Monday, September 22, 2014
Modern companies are constrained by their sourcing decisions. According to Pierson and Shih, these decisions are reflected in the organization’s capabilities, which are embodied in its processes and routines for getting work done.
Companies use various strategies and attempts to utilize strategy sourcing as a vehicle to optimize efficiency and lower costs. For example, offshoring is the practice of basing some of a company's processes or services overseas. It fits well with operations strategies that emphasize low costs. However, offshore sources can be publicly detrimental, because it implies that the company does not value its relationship with the community.
Technology is becoming an increasing important component in a company’s macroeconomic environment. Pierson and Shih stress the importance of technology that “increases the speed and lowers the cost of transporting physical goods and information.” For example, the Internet enables doctors in New Zealand to read medical X-rays taken in the United States, which makes medical opinions a tradable commodity. Additionally, most medical transcripts have been outsourced to India and the Philippines, as digitized voice recordings and he resulting text transcriptions are readily transportable.
To me, it seems that in this era dominated rapidly changing technology, the concept of “e-sources” introduces the potential to streamline many significant sourcing strategies. In fact, e-sourcing is emerging as one of the quickest ways for companies to boost their bottom lines in an increasingly competitive economy. It involves electronic cataloging, online auctioning, or virtual buying communities.
E-sourcing solutions create value by:
1) Lowering spending costs
2) Streamlining processes
3) Enabling new business development
In fact, some companies have developed an “e-supply chain:”

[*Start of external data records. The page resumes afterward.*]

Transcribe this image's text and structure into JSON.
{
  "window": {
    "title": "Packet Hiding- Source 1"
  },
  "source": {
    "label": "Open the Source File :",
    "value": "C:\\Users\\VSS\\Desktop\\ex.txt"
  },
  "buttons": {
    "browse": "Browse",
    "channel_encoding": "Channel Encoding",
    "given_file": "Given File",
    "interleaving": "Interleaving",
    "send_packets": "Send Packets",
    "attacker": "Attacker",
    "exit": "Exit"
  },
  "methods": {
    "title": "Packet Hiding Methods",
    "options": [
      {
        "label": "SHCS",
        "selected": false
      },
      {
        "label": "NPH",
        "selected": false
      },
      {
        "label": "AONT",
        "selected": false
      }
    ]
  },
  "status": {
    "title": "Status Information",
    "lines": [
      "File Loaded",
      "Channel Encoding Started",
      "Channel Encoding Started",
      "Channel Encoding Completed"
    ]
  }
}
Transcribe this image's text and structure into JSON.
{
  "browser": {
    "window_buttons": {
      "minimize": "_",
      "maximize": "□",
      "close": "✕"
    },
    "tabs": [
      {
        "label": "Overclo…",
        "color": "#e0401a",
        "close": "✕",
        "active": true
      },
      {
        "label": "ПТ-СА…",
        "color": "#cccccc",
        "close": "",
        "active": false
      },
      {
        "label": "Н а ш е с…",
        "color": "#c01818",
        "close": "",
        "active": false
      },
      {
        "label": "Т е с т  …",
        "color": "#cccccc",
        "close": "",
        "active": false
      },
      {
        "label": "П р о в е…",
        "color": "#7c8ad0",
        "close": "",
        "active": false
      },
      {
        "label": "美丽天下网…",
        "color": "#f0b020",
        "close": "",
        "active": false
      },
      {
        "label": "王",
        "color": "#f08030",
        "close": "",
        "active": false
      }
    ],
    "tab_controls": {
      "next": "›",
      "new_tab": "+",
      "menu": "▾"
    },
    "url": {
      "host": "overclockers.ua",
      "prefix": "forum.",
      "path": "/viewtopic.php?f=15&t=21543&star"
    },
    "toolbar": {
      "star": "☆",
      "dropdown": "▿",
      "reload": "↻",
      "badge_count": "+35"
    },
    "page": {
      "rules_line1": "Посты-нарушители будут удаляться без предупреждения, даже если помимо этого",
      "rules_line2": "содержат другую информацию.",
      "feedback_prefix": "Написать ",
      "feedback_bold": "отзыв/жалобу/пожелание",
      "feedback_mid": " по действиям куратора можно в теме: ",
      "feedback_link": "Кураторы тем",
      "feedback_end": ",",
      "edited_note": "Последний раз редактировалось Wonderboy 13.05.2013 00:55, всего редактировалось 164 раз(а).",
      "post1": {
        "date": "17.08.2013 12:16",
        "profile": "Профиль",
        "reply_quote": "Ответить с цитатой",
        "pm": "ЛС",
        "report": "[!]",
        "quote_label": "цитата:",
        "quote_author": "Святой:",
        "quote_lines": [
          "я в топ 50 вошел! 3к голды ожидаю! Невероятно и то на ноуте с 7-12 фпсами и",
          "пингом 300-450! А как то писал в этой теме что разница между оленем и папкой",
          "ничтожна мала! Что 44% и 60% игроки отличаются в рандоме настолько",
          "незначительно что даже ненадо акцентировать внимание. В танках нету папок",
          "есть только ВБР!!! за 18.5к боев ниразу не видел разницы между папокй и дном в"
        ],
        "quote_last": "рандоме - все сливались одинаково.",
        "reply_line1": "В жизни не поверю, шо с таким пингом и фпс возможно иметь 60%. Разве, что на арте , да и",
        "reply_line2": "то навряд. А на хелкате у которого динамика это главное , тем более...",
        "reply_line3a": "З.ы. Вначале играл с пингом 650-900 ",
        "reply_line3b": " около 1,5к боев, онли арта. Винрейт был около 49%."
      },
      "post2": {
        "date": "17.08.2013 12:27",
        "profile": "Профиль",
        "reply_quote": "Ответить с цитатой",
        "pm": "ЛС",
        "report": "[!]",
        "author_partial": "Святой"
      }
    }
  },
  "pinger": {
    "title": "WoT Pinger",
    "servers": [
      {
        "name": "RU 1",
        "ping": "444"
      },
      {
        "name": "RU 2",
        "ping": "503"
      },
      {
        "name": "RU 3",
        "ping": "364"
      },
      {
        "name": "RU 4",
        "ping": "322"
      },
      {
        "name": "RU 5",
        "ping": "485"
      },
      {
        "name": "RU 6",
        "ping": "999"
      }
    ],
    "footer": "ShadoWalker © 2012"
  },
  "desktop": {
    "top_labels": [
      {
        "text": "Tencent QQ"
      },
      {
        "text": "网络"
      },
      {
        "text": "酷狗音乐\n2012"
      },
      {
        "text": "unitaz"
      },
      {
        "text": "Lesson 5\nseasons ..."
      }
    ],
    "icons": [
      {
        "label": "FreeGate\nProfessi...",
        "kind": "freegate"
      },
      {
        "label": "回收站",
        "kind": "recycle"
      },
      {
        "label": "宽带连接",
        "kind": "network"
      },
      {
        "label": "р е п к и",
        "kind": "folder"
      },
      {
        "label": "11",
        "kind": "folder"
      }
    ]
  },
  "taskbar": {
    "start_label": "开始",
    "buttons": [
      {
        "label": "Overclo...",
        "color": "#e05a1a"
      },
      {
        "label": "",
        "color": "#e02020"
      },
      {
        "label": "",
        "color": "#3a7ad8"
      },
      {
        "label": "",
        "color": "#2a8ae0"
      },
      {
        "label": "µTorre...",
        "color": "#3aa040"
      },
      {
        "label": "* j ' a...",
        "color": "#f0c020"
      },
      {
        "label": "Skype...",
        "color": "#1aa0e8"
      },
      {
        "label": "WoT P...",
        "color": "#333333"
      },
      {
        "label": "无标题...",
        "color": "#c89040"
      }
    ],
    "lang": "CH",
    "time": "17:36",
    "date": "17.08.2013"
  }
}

This differs from a regular supply chain, because it allows for easy connections on a global basis, the low cost of deployment and low cost of use for customers, customer interactivity, rich multimedia environment, and an extensive information source. In fact, customer participation in the supply chain will only to help it to run more smoothly, as they are more invested in the successful running of the chain as a whole.
Further, E-sourcing involves a range of degrees of interaction. Specifically, static product cataloging content is static, and has to be updated on a regular basis by a vendor. It involves a predetermined price, agreed upon by both the seller and buyer. Conversely, dynamic product cataloging involves cataloging content from multiple vendors, and is generated at the same moment as the user accesses the catalog. Here, the price is dependent of the availability of the product/service. More specifically:
Successful utilization of e-sourcing requires companies to have a strong understanding of the nature of their company, and which degree of interaction will work best with the size and future of their organization.
However, e-sourcing comes with its own set of challenges. Specifically, if companies fail to evaluate the likely impact of implementing an e-source program, they will not be able to manage the implementation process properly. Companies should consider carefully the total scope of their buy and long-term profitability, not just what can be procured cheaply in the immediate term.
At this juncture, it seems important to not overlook the political aspect of strategic sourcing. E-sourcing facilitates the easy interaction of companies across states and countries. Similar to outsourcing, it allows organizations to increase their flexibility and responsiveness to changing markets. Effectively using technology will definitely increase a companies competitiveness. However, I wonder how a company can successfully transition to an age of technology and e-sourcing, without loosing touch with customers and maintaining personal relationships with clients.